Women who take vitamin E supplements are neither more or less likely to have heart problems, according to a new study in the journal Circulation: Heart Failure.
The study, involving nearly 40,000 women in the Women's Health Study, is the first to investigate the effectiveness of vitamin E to prevent the development of heart failure.
Researchers from Massachusetts General Hospital in Boston tracked the health of women who took 600 International Units of vitamin E or a placebo every other day for an average of 10 years.
During the course of the study, investigators noted 220 heart failure cases. But researchers found no impact – positive or negative -- from vitamin E supplementation.
They did, however, find a 41 percent decrease in the risk of developing a type of heart failure in which the heart retains its normal pumping function.

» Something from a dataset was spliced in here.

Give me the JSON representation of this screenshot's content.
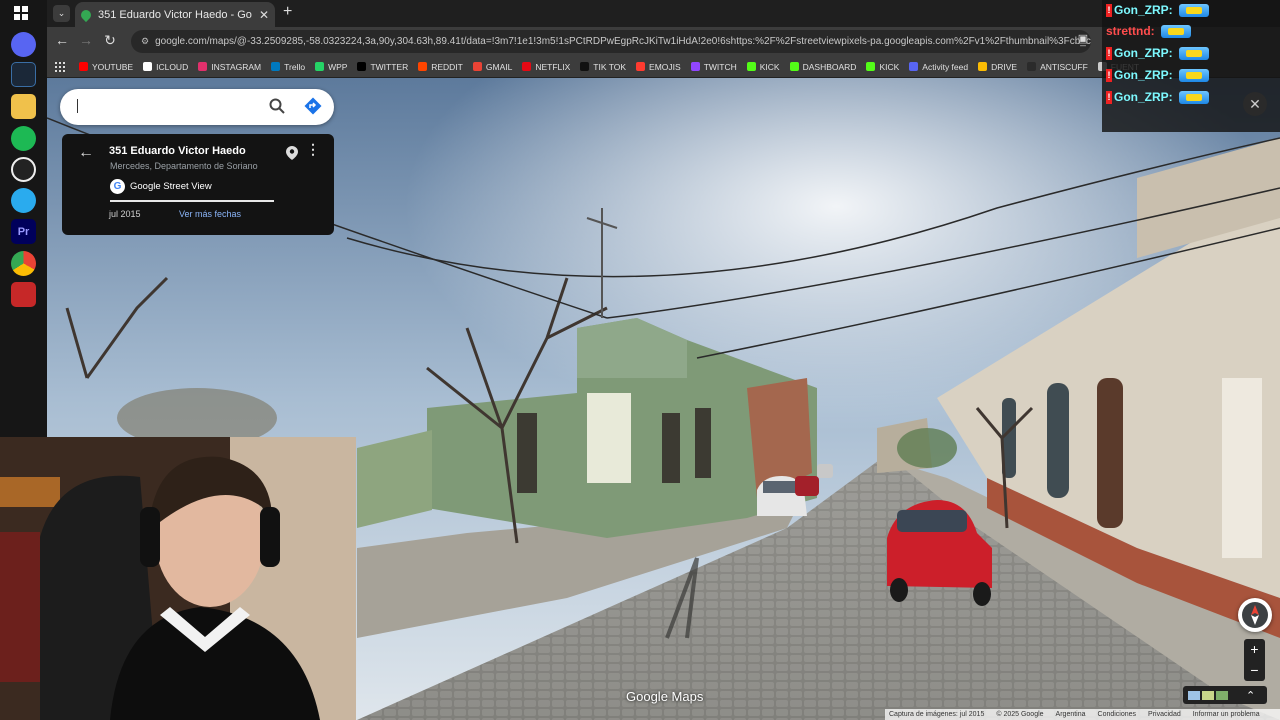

They concluded: Heart failure prevention strategies should focus on what has been shown in research to reduce risks, such as controlling blood pressure and preventing heart disease.